**Problem to solve:**
Wherever the word "arrow" shows up in the data, report the line it sits in.

BEGIN Working data

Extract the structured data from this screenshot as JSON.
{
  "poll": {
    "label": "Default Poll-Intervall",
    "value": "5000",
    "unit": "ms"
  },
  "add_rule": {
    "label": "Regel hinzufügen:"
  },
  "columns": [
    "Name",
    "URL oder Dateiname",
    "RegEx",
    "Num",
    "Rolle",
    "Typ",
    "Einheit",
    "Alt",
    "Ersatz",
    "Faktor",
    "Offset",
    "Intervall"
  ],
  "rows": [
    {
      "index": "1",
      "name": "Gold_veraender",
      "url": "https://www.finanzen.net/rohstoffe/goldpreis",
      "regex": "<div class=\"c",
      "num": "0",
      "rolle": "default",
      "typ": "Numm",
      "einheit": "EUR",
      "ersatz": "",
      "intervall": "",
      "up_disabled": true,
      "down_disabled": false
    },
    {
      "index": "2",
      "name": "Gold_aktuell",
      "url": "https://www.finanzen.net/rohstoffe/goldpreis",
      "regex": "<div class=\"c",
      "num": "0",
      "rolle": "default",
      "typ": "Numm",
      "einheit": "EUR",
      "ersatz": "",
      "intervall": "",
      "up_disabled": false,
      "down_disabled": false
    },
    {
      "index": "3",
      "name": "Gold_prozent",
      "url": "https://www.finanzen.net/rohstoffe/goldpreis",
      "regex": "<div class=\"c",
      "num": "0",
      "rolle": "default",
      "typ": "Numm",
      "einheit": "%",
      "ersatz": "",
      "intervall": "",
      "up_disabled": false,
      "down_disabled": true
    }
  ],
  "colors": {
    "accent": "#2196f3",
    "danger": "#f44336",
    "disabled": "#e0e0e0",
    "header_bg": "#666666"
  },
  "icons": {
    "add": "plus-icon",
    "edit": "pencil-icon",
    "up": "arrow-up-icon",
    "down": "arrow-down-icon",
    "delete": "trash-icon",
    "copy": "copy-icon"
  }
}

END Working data

**Answer:**
    "up": "arrow-up-icon",
    "down": "arrow-down-icon",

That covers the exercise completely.